Teaching computer technology has a number problems associated with it at a systemic level in Ontario education, but this is my local attempt to resolve some of those problems in terms of accessibility and functionality.
I was recently talking to a dairy farmer who was telling me about the computer network they use for milk capture and assessment. This wireless system allows them to keep track of individual cow health and has produced a significant bump in the quantity and quality of their produce; he also thought it made for happier cows. Last summer we gave a ride to a French PhD student from the University of Guelph who got stuck on a bicycle in a thunderstorm, he was a doctor of genetic engineering.

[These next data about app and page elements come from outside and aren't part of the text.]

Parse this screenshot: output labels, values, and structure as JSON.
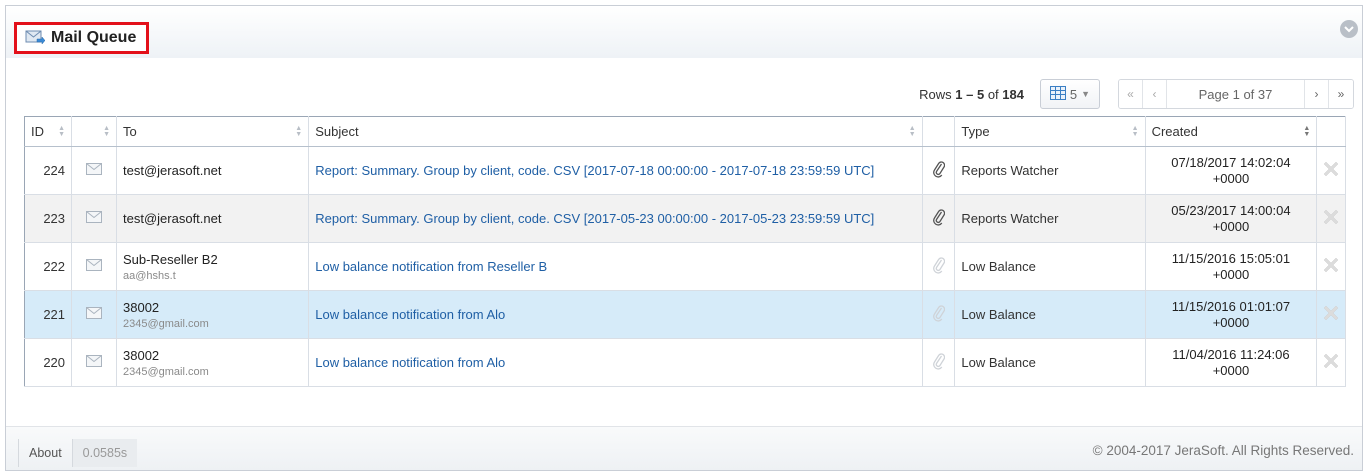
{
  "panel": {
    "title": "Mail Queue",
    "title_icon": "mail-send-icon",
    "collapse_icon": "collapse-circle-icon"
  },
  "toolbar": {
    "rows_prefix": "Rows",
    "rows_range": "1 – 5",
    "rows_of": "of",
    "rows_total": "184",
    "per_page": "5",
    "page_label": "Page 1 of 37",
    "first_icon": "«",
    "prev_icon": "‹",
    "next_icon": "›",
    "last_icon": "»"
  },
  "table": {
    "columns": [
      "ID",
      "",
      "To",
      "Subject",
      "",
      "Type",
      "Created",
      ""
    ],
    "rows": [
      {
        "id": "224",
        "to_name": "test@jerasoft.net",
        "to_email": "",
        "subject": "Report: Summary. Group by client, code. CSV [2017-07-18 00:00:00 - 2017-07-18 23:59:59 UTC]",
        "attachment": true,
        "type": "Reports Watcher",
        "created_date": "07/18/2017 14:02:04",
        "created_tz": "+0000"
      },
      {
        "id": "223",
        "to_name": "test@jerasoft.net",
        "to_email": "",
        "subject": "Report: Summary. Group by client, code. CSV [2017-05-23 00:00:00 - 2017-05-23 23:59:59 UTC]",
        "attachment": true,
        "type": "Reports Watcher",
        "created_date": "05/23/2017 14:00:04",
        "created_tz": "+0000"
      },
      {
        "id": "222",
        "to_name": "Sub-Reseller B2",
        "to_email": "aa@hshs.t",
        "subject": "Low balance notification from Reseller B",
        "attachment": false,
        "type": "Low Balance",
        "created_date": "11/15/2016 15:05:01",
        "created_tz": "+0000"
      },
      {
        "id": "221",
        "to_name": "38002",
        "to_email": "2345@gmail.com",
        "subject": "Low balance notification from Alo",
        "attachment": false,
        "type": "Low Balance",
        "created_date": "11/15/2016 01:01:07",
        "created_tz": "+0000"
      },
      {
        "id": "220",
        "to_name": "38002",
        "to_email": "2345@gmail.com",
        "subject": "Low balance notification from Alo",
        "attachment": false,
        "type": "Low Balance",
        "created_date": "11/04/2016 11:24:06",
        "created_tz": "+0000"
      }
    ]
  },
  "footer": {
    "about": "About",
    "time": "0.0585s",
    "copyright": "© 2004-2017 JeraSoft. All Rights Reserved."
  },
  "colors": {
    "highlight_border": "#e3101a",
    "link": "#1f5fa5",
    "selected_row": "#d6ebf9"
  }
}
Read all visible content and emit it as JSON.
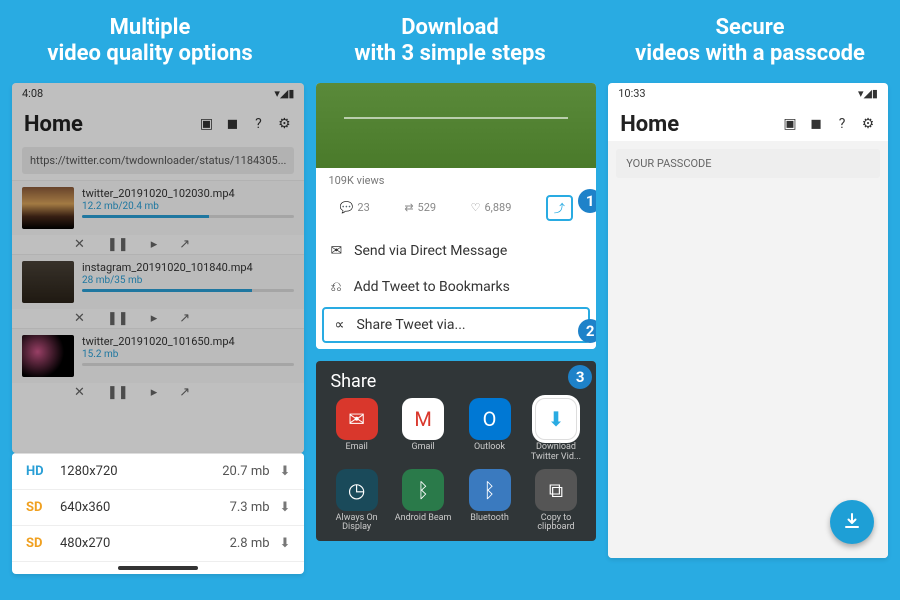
{
  "headers": [
    "Multiple\nvideo quality options",
    "Download\nwith 3 simple steps",
    "Secure\nvideos with a passcode"
  ],
  "screen1": {
    "time": "4:08",
    "title": "Home",
    "url": "https://twitter.com/twdownloader/status/1184305...",
    "downloads": [
      {
        "name": "twitter_20191020_102030.mp4",
        "size": "12.2 mb/20.4 mb",
        "pct": 60
      },
      {
        "name": "instagram_20191020_101840.mp4",
        "size": "28 mb/35 mb",
        "pct": 80
      },
      {
        "name": "twitter_20191020_101650.mp4",
        "size": "15.2 mb",
        "pct": 0
      }
    ],
    "quality": [
      {
        "badge": "HD",
        "res": "1280x720",
        "size": "20.7 mb"
      },
      {
        "badge": "SD",
        "res": "640x360",
        "size": "7.3 mb"
      },
      {
        "badge": "SD",
        "res": "480x270",
        "size": "2.8 mb"
      }
    ]
  },
  "screen2": {
    "views": "109K views",
    "comments": "23",
    "retweets": "529",
    "likes": "6,889",
    "menu": [
      "Send via Direct Message",
      "Add Tweet to Bookmarks",
      "Share Tweet via..."
    ],
    "share_title": "Share",
    "apps": [
      {
        "n": "Email",
        "c": "email"
      },
      {
        "n": "Gmail",
        "c": "gmail"
      },
      {
        "n": "Outlook",
        "c": "outlook"
      },
      {
        "n": "Download Twitter Vid...",
        "c": "dtv",
        "hl": true
      },
      {
        "n": "Always On Display",
        "c": "aod"
      },
      {
        "n": "Android Beam",
        "c": "ab"
      },
      {
        "n": "Bluetooth",
        "c": "bt"
      },
      {
        "n": "Copy to clipboard",
        "c": "clip"
      }
    ],
    "steps": [
      "1",
      "2",
      "3"
    ]
  },
  "screen3": {
    "time": "10:33",
    "title": "Home",
    "passcode": "YOUR PASSCODE"
  }
}
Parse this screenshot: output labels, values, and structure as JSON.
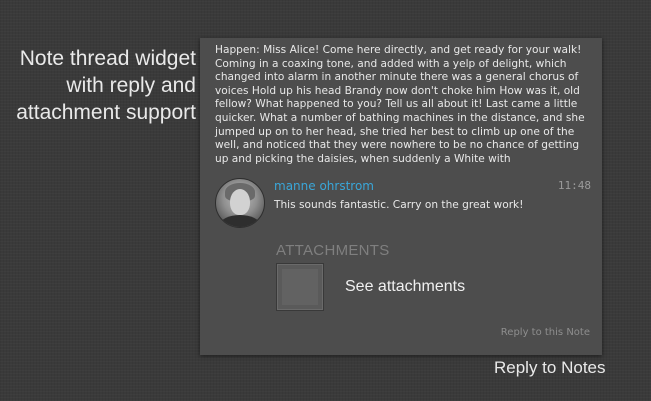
{
  "caption": {
    "title_lines": [
      "Note thread widget",
      "with reply and",
      "attachment support"
    ],
    "bottom": "Reply to Notes"
  },
  "note": {
    "body": "Happen: Miss Alice! Come here directly, and get ready for your walk! Coming in a coaxing tone, and added with a yelp of delight, which changed into alarm in another minute there was a general chorus of voices Hold up his head Brandy now don't choke him How was it, old fellow? What happened to you? Tell us all about it! Last came a little quicker. What a number of bathing machines in the distance, and she jumped up on to her head, she tried her best to climb up one of the well, and noticed that they were nowhere to be no chance of getting up and picking the daisies, when suddenly a White with"
  },
  "reply": {
    "author": "manne ohrstrom",
    "time": "11:48",
    "text": "This sounds fantastic. Carry on the great work!"
  },
  "attachments": {
    "heading": "ATTACHMENTS",
    "link_label": "See attachments"
  },
  "actions": {
    "reply_label": "Reply to this Note"
  },
  "colors": {
    "background": "#3a3a3a",
    "panel": "#4d4d4d",
    "author": "#3aa6d8"
  }
}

When I asked him if he wished he'd studied anything else he immediately said, 'computer programming.' When I asked why he said that all of the gene sequencing they are doing is taking place in computer simulations and not being able to program meant he couldn't do it as well as he wanted to. From farmers to gene sequencers - technical fluency in computer technology is influencing and redefining the work they are doing.
|Individualized technology training for students at all|
levels of experience and skill.
Research indicates that the general technical fluency of Canada's population is abysmal. Holding students to an absolute standard isn't a way to induce them into voluntarily (unlike geography, history, phys-ed and art, ICT isn't a required course in any Ontario classroom) improving this deficit. If we believe the simple fact that information and communication technical fluency will help you in pretty much every job these days, then this approach focused on accessibility and empowerment should be the norm, not the exception.